The fact that such a business model makes perfect economic sense reinforces the notion that Retro-Quant will grow to become a multi-billion $ industry sometime over the next several years. There’s simply too much value to be unearthed: human behavioral data, hidden crime (on many levels), genetic/evolutionary patterns, cognitive patterns, etc.
Biological history has much to teach us about our web economy. In particular, we can glean a great deal from the well-established patterns of punctuated equilibrium (the idea that growth and death come in spurts, which is very similar to many technology and social diffusion cycles) and evo-devo biology (a new theory of life in which Darwinian evolution acts in concert with structured development to optimize organisms AND biological systems for survival).

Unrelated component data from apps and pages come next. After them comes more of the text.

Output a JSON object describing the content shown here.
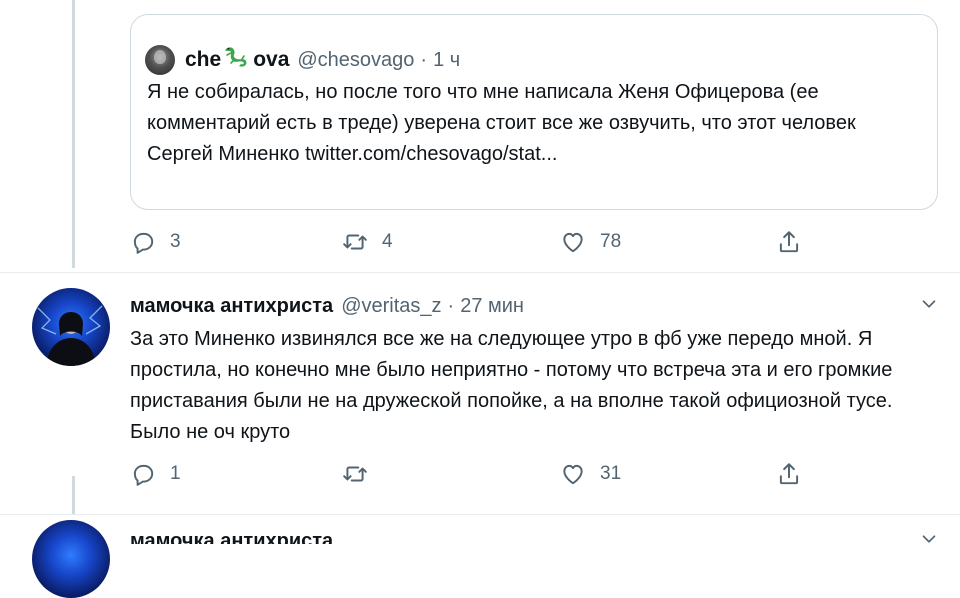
{
  "quoted": {
    "name_part1": "che",
    "name_part2": "ova",
    "emoji_icon": "lizard-icon",
    "handle": "@chesovago",
    "separator": "·",
    "time": "1 ч",
    "text": "Я не собиралась, но после того что мне написала Женя Офицерова (ее комментарий есть в треде) уверена стоит все же озвучить, что этот человек Сергей Миненко twitter.com/chesovago/stat..."
  },
  "actions_top": {
    "reply_count": "3",
    "retweet_count": "4",
    "like_count": "78"
  },
  "tweet": {
    "name": "мамочка антихриста",
    "handle": "@veritas_z",
    "separator": "·",
    "time": "27 мин",
    "text": "За это Миненко извинялся все же на следующее утро в фб уже передо мной. Я простила, но конечно мне было неприятно - потому что встреча эта и его громкие приставания были не на дружеской попойке, а на вполне такой официозной тусе. Было не оч круто"
  },
  "actions_bottom": {
    "reply_count": "1",
    "retweet_count": "",
    "like_count": "31"
  },
  "next_tweet": {
    "name": "мамочка антихриста"
  },
  "colors": {
    "text": "#0f1419",
    "secondary": "#536471",
    "border": "#cfd9de",
    "lizard": "#3aa84a"
  }
}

Just as the sudden death of the dinosaurs permitted small warm-blooded mammals to vary and scale during the subsequent ice age, so too is the swift death of old media models creating the ideal conditions for nascent software and social media models. Though this sort of cycle is nothing new, it is illuminating to apply it to the current economic situation in which printed newspapers are dying, open source IT is winning marketshare, and increasingly more people are sharing their information online.
When considering the near-term future and the year ahead, we can be reasonably certain that the dire economic conditions will serve as a breeding ground for new advantageous innovations. It was no accident that we experienced a spurt of great literature during the Great Depression as brains were freed up and exposed to an extreme environment. And now it's no accident that were vacillating from commercial enterpise to "programming subculture", as Kevin Kelleher at GigaOm puts it.

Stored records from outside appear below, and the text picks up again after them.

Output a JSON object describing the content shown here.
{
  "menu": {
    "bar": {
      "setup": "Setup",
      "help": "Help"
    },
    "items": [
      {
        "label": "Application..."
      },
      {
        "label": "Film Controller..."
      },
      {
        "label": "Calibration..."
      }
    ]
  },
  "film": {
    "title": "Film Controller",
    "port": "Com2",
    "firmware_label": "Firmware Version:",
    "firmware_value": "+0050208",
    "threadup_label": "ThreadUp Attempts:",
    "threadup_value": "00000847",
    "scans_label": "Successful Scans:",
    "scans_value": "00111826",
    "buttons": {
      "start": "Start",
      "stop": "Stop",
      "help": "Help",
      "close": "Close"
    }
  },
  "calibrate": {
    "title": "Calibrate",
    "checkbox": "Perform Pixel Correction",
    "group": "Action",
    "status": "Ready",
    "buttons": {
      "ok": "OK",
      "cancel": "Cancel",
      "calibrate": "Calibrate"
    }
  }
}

Not content to be outdone by the pesky likes of Google, Yahoo and Facebook, Microsoft finally walked the plank last night, cannon-balling into the tumultuous social media sea with the conversion of its live.com property.
In a single brazen move that augmented my long defunct Hotmail account with a smart new MySpace-ish application, Live, the 4th most trafficked website on the planet (trailing Yahoo, Google, and YouTube – just ahead of Facebook, MSN, MySpace and Wikipedia), upgraded itself to a full-fledged social network chock full of the usual friending, photo sharing, blogging and events coordination features, as well as a very interesting Cloud storage play called Sky Drive.

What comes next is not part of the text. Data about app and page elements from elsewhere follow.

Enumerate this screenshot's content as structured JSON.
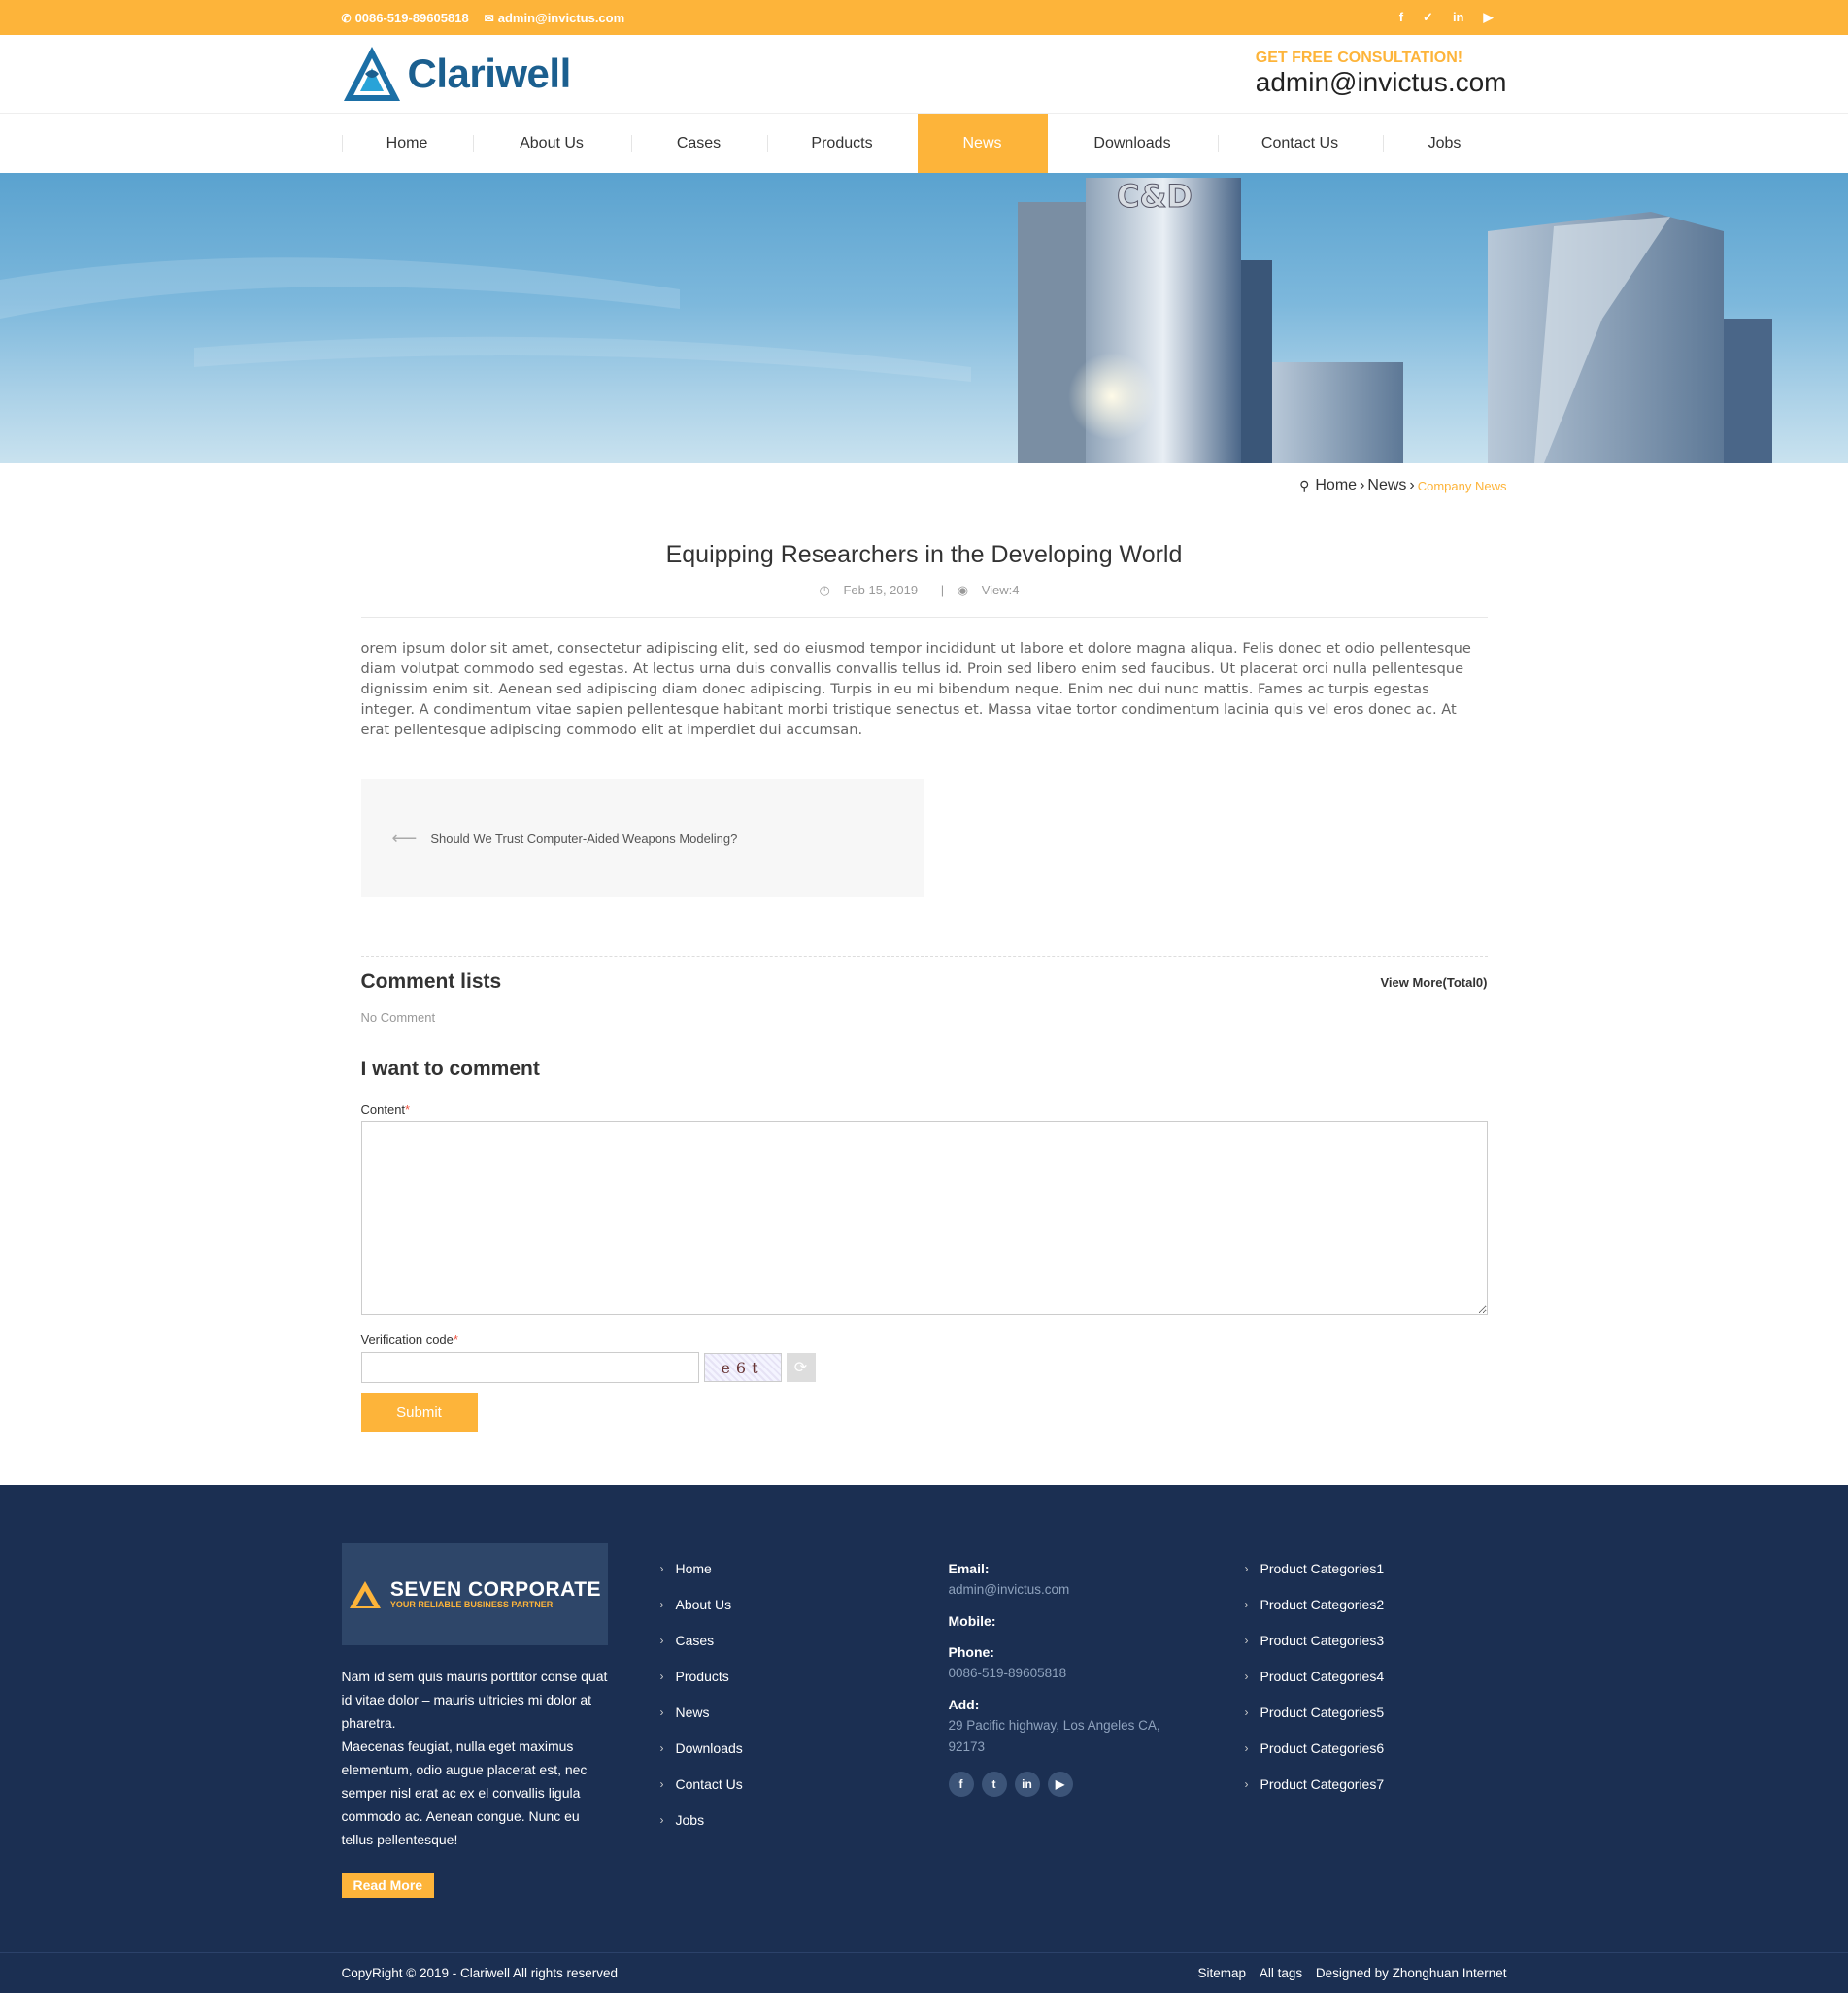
{
  "topbar": {
    "phone": "0086-519-89605818",
    "email": "admin@invictus.com",
    "social": [
      "f",
      "t",
      "in",
      "yt"
    ]
  },
  "header": {
    "brand": "Clariwell",
    "consult_label": "GET FREE CONSULTATION!",
    "consult_email": "admin@invictus.com"
  },
  "nav": {
    "items": [
      "Home",
      "About Us",
      "Cases",
      "Products",
      "News",
      "Downloads",
      "Contact Us",
      "Jobs"
    ],
    "active": "News"
  },
  "banner": {
    "sign": "C&D"
  },
  "breadcrumb": {
    "home": "Home",
    "section": "News",
    "current": "Company News"
  },
  "article": {
    "title": "Equipping Researchers in the Developing World",
    "date": "Feb 15, 2019",
    "views": "View:4",
    "body": "orem ipsum dolor sit amet, consectetur adipiscing elit, sed do eiusmod tempor incididunt ut labore et dolore magna aliqua. Felis donec et odio pellentesque diam volutpat commodo sed egestas. At lectus urna duis convallis convallis tellus id. Proin sed libero enim sed faucibus. Ut placerat orci nulla pellentesque dignissim enim sit. Aenean sed adipiscing diam donec adipiscing. Turpis in eu mi bibendum neque. Enim nec dui nunc mattis. Fames ac turpis egestas integer. A condimentum vitae sapien pellentesque habitant morbi tristique senectus et. Massa vitae tortor condimentum lacinia quis vel eros donec ac. At erat pellentesque adipiscing commodo elit at imperdiet dui accumsan.",
    "prev_title": "Should We Trust Computer-Aided Weapons Modeling?"
  },
  "comments": {
    "heading": "Comment lists",
    "view_more": "View More(Total0)",
    "empty": "No Comment",
    "form_heading": "I want to comment",
    "content_label": "Content",
    "verify_label": "Verification code",
    "captcha": "e6t",
    "submit": "Submit"
  },
  "footer": {
    "logo_big": "SEVEN CORPORATE",
    "logo_small": "YOUR RELIABLE BUSINESS PARTNER",
    "about_1": "Nam id sem quis mauris porttitor conse quat id vitae dolor – mauris ultricies mi dolor at pharetra.",
    "about_2": "Maecenas feugiat, nulla eget maximus elementum, odio augue placerat est, nec semper nisl erat ac ex el convallis ligula commodo ac. Aenean congue. Nunc eu tellus pellentesque!",
    "read_more": "Read More",
    "links": [
      "Home",
      "About Us",
      "Cases",
      "Products",
      "News",
      "Downloads",
      "Contact Us",
      "Jobs"
    ],
    "email_label": "Email:",
    "email": "admin@invictus.com",
    "mobile_label": "Mobile:",
    "phone_label": "Phone:",
    "phone": "0086-519-89605818",
    "add_label": "Add:",
    "address": "29 Pacific highway, Los Angeles CA, 92173",
    "categories": [
      "Product Categories1",
      "Product Categories2",
      "Product Categories3",
      "Product Categories4",
      "Product Categories5",
      "Product Categories6",
      "Product Categories7"
    ],
    "copyright": "CopyRight © 2019 -   Clariwell  All rights reserved",
    "sitemap": "Sitemap",
    "alltags": "All tags",
    "designed": "Designed by Zhonghuan Internet"
  },
  "colors": {
    "accent": "#fdb43a",
    "footer": "#1b2f52",
    "brand": "#1b5f8f"
  }
}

It’s a necessary and nearly inevitable reaction as the major players jockey for web users that can fuel advertising revenue and, more importantly, core application usage.
Most significantly it reinforces the trend of web companies providing ever more user value through applications that help them manage their online world. Even the Big Bad Wolf has now succumbed to the new market reality by launching a cuddly (sky blue theme) social network that cleverly integrates email-to-blog publishing, RSS import from all of the biggest platforms, 5 GBs of free file storage and super-easy sharing of photos and other data.
How long before President Barack Obama refers to social media as the Fifth Estate?
When I sat down to write this timely piece about the role of social media in government I was hopeful that by calling it "The Fifth Estate" I was about to be somewhat clever and original. Sheesh, was I wrong. A quick search revealed that many bloggers and pundits have in fact been calling social media The Fifth Estate for a while now:
There are in fact hundreds, if not thousands, of references to social media as The Fifth Estate that go back many, many years.
This of course has once again got me thinking that 1) there is truly no such thing as an original idea, especially on a planet inhabited by billions of meme processors all hooked into one global web, and 2) as innocuous as it may seem to us at any given moment, social media is truly a breakthrough phenomenon that is absolutely critical to convergent acceleration.